$ grep -l 'baz' $(grep -l 'bar' $(grep -lr 'foo' *) )

March 16, 2012, 5:37 a.m.Anon5eqErEbE


Most people familiar with extended regular expressions know you can use the pipe symbol | to represent "or", so to see files containing any of "foo", "bar", or "baz" you could run:

grep -Elr 'foo|bar|baz' *

There is no corresponding symbol representing "and", but you can achieve the same effect by nesting invocations to grep. grep -lr 'foo' * returns a list of filenames in or below the current directory containing "foo". Via the $( ... ) syntax, this list is then operated on by grep -l 'bar', returning a list of filenames containing both 'foo' and 'bar', which finally is operated on by grep -l "baz". The end result is a list of filenames containing all three terms.

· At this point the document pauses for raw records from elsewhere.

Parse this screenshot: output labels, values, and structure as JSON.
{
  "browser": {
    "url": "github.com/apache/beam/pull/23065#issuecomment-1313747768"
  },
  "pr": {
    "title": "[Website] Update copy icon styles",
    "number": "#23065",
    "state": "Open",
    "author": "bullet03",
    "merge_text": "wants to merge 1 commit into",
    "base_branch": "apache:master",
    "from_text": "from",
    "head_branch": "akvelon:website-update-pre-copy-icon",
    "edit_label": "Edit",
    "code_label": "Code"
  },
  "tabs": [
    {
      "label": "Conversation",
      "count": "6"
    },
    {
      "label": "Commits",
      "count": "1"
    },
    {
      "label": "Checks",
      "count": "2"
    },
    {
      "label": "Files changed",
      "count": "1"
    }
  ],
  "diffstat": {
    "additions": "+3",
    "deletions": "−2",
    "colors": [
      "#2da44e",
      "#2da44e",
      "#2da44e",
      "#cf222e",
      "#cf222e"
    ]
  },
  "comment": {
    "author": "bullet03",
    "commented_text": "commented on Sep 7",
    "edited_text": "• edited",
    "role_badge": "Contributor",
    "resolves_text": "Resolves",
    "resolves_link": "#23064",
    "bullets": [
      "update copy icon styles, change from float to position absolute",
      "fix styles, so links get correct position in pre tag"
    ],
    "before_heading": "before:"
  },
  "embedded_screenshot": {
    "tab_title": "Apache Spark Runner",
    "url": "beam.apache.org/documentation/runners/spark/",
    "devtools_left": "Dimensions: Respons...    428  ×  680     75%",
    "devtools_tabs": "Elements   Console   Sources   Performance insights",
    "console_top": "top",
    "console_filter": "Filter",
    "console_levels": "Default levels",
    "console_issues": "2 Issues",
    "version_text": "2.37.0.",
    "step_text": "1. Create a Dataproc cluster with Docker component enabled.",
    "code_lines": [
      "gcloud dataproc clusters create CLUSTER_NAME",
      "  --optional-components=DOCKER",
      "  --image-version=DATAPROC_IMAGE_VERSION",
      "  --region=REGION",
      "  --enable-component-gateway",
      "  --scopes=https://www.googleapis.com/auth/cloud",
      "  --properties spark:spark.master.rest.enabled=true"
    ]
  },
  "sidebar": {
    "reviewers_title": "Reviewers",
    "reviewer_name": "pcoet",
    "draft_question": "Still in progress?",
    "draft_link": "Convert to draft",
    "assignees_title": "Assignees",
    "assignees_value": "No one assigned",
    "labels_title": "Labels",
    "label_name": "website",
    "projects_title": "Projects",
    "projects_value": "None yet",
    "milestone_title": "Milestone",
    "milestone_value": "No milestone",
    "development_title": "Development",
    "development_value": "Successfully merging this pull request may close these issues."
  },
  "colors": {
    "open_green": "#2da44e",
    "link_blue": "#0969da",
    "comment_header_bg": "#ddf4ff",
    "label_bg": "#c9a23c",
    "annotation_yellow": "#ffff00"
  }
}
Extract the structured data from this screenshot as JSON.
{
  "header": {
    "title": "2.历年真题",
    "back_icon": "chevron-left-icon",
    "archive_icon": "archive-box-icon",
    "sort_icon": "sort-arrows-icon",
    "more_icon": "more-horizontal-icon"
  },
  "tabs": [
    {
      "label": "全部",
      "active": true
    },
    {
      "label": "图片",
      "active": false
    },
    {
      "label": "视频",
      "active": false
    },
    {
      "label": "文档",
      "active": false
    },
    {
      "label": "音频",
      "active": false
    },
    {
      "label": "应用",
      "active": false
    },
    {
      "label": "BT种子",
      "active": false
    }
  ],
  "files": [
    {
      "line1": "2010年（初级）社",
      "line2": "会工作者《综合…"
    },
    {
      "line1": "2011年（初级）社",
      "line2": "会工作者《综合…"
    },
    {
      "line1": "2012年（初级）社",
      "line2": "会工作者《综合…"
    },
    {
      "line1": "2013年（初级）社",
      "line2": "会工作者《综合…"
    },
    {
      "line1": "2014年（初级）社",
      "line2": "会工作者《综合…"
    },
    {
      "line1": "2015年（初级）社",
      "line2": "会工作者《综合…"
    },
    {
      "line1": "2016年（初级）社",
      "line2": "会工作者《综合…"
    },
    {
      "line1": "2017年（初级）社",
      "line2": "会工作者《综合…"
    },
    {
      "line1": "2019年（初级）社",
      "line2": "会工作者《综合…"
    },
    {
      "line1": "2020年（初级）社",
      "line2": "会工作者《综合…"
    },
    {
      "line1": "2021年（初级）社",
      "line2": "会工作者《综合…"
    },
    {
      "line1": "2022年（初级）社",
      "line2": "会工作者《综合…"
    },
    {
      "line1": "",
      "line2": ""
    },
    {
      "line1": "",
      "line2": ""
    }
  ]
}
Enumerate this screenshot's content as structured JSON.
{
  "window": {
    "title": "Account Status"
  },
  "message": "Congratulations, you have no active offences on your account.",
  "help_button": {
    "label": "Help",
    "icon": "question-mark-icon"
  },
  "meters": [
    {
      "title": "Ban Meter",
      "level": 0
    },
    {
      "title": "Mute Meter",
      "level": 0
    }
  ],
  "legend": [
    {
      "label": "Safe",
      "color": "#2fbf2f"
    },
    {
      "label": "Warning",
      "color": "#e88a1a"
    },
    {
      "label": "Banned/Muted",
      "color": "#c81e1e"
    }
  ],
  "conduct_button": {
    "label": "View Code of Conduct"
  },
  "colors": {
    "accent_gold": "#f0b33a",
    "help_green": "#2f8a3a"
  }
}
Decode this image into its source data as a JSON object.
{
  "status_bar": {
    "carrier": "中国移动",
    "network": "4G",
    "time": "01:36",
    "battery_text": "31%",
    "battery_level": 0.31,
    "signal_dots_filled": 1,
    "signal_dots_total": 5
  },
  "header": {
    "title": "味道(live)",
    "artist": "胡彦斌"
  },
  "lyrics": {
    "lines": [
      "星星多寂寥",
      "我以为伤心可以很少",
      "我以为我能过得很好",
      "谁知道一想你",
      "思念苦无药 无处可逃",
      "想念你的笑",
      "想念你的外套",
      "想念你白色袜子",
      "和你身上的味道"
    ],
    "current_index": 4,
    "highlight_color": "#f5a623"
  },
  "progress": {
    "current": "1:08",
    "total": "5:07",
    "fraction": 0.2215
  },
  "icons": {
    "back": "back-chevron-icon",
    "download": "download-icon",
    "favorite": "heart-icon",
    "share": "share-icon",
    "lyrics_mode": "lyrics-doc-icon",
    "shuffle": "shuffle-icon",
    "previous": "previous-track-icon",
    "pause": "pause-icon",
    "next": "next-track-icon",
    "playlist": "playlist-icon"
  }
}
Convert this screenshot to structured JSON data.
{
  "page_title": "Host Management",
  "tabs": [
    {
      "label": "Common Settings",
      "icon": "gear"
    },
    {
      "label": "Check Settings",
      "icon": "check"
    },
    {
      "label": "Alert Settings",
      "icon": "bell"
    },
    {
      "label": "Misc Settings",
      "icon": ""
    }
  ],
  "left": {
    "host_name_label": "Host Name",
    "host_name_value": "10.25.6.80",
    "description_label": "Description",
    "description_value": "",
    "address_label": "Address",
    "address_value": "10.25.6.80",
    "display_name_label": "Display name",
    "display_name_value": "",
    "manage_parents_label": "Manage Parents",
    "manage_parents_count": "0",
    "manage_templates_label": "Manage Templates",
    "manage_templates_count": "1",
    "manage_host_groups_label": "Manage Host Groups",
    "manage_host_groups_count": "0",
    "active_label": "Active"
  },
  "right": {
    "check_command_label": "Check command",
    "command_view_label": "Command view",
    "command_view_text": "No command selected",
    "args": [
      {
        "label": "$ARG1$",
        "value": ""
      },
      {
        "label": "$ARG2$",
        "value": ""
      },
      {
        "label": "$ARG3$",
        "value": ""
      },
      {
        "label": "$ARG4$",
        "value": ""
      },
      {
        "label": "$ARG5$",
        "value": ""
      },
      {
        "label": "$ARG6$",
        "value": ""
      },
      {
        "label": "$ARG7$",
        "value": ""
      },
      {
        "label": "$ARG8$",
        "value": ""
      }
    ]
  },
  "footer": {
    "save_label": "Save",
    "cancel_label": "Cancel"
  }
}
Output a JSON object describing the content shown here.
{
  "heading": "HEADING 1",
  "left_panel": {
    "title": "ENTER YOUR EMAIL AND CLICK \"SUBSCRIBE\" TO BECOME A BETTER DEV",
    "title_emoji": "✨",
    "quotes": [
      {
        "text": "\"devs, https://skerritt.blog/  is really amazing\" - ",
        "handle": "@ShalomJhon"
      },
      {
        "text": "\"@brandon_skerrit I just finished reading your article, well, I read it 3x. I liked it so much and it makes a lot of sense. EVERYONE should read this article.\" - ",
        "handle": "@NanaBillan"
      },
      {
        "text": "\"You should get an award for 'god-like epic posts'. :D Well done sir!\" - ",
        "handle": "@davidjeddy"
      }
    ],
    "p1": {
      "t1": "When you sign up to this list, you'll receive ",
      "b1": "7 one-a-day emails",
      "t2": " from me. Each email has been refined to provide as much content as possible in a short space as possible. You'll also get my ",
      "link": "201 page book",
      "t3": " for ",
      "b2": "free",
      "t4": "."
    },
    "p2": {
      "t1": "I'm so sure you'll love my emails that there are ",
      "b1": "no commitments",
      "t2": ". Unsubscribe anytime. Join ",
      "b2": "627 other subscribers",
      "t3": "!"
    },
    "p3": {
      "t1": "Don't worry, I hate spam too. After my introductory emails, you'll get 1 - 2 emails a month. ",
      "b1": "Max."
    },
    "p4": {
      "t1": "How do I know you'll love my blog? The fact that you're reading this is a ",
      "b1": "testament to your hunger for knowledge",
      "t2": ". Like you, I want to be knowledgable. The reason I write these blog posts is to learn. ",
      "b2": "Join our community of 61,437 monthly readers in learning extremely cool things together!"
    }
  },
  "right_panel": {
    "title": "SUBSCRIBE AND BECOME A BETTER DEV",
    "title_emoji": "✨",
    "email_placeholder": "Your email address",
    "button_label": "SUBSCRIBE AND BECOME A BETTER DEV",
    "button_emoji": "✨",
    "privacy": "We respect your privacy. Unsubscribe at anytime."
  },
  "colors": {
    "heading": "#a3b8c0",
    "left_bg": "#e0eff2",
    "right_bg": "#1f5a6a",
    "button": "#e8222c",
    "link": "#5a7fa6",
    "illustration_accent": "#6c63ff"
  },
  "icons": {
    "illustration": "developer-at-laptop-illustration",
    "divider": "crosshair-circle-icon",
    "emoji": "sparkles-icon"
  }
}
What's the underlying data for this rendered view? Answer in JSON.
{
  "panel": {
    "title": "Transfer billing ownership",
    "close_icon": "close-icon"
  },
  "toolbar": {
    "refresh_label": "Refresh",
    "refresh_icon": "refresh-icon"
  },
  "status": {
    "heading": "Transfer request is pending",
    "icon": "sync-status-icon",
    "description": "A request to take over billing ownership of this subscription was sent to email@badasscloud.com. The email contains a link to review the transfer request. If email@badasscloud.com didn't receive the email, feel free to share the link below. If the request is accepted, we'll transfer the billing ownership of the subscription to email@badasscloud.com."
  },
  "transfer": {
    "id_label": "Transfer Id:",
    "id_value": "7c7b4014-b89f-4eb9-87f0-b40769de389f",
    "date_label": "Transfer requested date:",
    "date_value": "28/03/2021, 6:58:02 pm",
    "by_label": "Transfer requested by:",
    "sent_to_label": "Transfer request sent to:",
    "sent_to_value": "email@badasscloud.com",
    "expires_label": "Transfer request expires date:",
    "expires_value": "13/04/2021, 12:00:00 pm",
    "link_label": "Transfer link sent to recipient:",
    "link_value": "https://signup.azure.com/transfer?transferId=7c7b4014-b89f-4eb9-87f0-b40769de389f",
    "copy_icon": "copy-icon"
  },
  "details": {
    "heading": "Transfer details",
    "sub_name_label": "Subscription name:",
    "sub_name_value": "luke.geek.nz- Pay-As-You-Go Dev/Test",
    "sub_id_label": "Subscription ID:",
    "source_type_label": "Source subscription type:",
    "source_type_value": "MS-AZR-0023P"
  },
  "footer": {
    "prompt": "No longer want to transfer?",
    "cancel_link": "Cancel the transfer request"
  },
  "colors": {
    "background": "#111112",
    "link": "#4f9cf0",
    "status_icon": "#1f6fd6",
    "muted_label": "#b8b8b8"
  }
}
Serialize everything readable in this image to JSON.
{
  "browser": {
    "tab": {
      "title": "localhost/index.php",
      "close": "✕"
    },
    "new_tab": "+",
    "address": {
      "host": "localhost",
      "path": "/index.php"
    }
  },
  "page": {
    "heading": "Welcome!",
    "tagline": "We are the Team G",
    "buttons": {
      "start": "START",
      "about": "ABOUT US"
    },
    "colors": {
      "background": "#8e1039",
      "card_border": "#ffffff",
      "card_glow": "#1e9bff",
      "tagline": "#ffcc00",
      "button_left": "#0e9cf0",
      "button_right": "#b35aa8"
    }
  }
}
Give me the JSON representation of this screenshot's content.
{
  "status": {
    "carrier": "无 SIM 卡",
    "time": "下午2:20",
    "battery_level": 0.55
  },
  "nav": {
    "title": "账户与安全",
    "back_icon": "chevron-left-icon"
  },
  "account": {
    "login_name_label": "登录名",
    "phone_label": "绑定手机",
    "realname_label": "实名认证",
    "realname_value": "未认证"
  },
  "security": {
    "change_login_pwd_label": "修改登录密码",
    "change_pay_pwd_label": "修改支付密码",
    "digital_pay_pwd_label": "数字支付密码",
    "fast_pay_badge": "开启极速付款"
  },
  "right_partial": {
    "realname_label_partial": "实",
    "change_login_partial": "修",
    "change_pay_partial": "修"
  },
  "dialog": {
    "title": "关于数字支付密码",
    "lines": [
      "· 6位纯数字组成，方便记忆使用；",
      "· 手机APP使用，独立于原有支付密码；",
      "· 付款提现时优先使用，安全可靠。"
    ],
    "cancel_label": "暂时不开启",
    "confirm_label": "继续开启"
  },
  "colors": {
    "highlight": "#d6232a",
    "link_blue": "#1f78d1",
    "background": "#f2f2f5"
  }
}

This one-liner results in scanning files multiple times. You will want to put the term you expect to match the fewest number of times farthest to the right (that is, in the same position as "foo") and the one you expect to match most frequently farthest to the left (the same position as "baz"). This way, you will weed out the largest number of files sooner, making the one-liner complete more quickly.